MINNEAPOLIS – No one appears to be having more fun these days with the plight of Jay Leno than Leno himself.
When rumors started swirling in March that the late-night leader would be replaced by Jimmy Fallon, he responded by bashing his bosses in his monologue, and joined Fallon in a mock performance of “Tonight” from “West Side Story.”
And during a brilliant arc last season on FX’s “Louie,” Leno played a sadder, more bitter version of himself, lamenting the fact that after hosting “The Tonight Show” for most of 20 years, he no longer could pass as a hip outsider.
While Leno has addressed the fact that he’s losing the franchise on screen, he’s barely talked to the news media about the February 2014 switch. Until now.
Leno agreed to a phone interview last week in conjunction with his role next Saturday as emcee for the 31st annual benefit for Bloomington, Minn.’s PACER Center, which helps families of disabled children and young adults. He did answer questions – begrudgingly – about handing over the show for the second time. At one point, a network publicist joined in and unsuccessfully tried to pull all comments from the record.

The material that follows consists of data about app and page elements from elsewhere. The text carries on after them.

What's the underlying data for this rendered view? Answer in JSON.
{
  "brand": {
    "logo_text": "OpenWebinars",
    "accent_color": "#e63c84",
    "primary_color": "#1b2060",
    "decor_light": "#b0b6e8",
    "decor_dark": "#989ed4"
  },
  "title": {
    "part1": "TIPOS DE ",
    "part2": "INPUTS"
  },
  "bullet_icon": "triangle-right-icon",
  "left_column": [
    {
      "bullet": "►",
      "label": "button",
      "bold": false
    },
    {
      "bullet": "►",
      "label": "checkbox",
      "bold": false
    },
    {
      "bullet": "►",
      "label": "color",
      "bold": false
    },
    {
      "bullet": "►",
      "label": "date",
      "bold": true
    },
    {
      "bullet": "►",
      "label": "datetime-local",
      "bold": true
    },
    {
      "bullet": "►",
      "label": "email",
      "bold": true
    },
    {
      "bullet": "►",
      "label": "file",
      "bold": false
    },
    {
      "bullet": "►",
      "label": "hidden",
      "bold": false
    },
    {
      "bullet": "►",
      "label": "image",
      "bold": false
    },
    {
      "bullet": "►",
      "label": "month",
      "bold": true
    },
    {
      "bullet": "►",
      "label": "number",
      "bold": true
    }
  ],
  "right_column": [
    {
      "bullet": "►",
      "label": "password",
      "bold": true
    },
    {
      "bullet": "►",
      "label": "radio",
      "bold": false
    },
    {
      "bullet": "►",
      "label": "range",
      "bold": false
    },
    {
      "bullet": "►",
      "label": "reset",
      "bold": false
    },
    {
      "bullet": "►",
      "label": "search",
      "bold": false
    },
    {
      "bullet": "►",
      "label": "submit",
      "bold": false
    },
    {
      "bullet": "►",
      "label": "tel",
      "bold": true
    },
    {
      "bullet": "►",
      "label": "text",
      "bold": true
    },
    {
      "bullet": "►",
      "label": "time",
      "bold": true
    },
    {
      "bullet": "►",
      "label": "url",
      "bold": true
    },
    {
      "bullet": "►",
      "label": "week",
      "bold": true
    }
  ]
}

How much did the 63-year-old reveal about his true feelings? Judge for yourself.
Q: Congrats on your Emmy-worthy appearance on FX’s “Louie.” How close to the bone did those lines come about missing your “outsider” days?

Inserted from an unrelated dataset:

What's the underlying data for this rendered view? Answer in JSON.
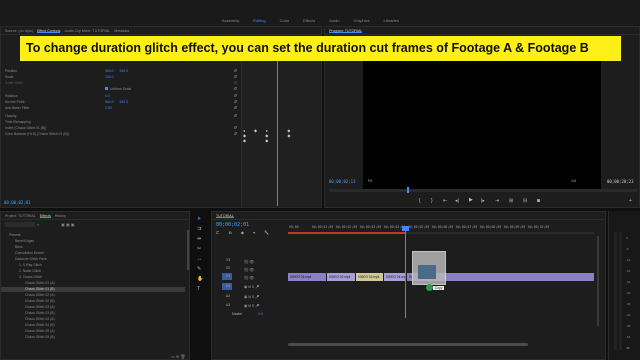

A: The joke is that you can’t stay the new, hip comedian forever. When I took “The Tonight Show,” people said, “Oh, Jay’s a sellout.” Well, no. It’s just a different job.
Q: When you no longer have the weight of “The Tonight Show” with you, does it free you up to be edgier, maybe return to the angrier persona you had on stage in the past?
A: What’s more annoying than an angry 63-year-old? You change with the times. Once you’ve had “The Tonight Show,” you can’t complain about being broke and flying economy class because it’s just not true. I’m a comic who plays to whatever audience is in front of me. I admire comics who can work that way.
I once played Oral Roberts University just to see if I could do it. They were interested in politics and stuff, but they wanted nothing to do with sex and obscenity. That’s OK.
Q: David Letterman recently said that you’ve got the best stand-up act in the business, but that you’re also the most insecure person he’s ever known. How did you react to that?
A: That’s hilarious, coming from Letterman. Look, we have a mutual admiration that goes back to the first day. I’ve always admired Dave for his wordsmith ability, and I think he admired me for my stage presence. When I did his show, I would come on with the biggest meatball sandwich. That would astound Dave, who can’t even eat hours before he goes on. I know what gets under his skin.
Q: Do you envision yourself visiting “The Late Show” after you’re done at NBC?
A: That might happen. I like Dave a lot.
Q: You’re having Matt Lauer on your show (Lauer’s appearance was Thursday night). I’m sure you can relate to his situation where he’s getting some bad press because of the ouster of Ann Curry. Any advice for him?
A: Who am I to give advice? I like Matt a lot. It’s a little unfair. These decisions are not made by people at our level. The amount of power people think a celebrity has is ridiculous. If you think Jay Leno demanded this or that – one, you’re an idiot, and second, you’re misinformed.
Q: How do you really feel about NBC’s decision to go with Fallon?
A: I like Jimmy a lot. If you look at old interviews, I always said that 64 is about the right age to go. Johnny Carson was 66. There’s a huge difference in age between Jimmy and I. It’s really visible. It makes perfect sense. Of course, then the press says, “Oh, Jay got fired.” No. I was part of the process.
Q: You’ve already departed once before. For that final show you brought on all your staff members’ kids who were born during the show’s run. Any idea how you’ll end it this time?
A: I haven’t thought about it. It’s a year away. I’ve got to write a 14-minute monologue every day. I have no idea what I’ll be writing 300 times from now.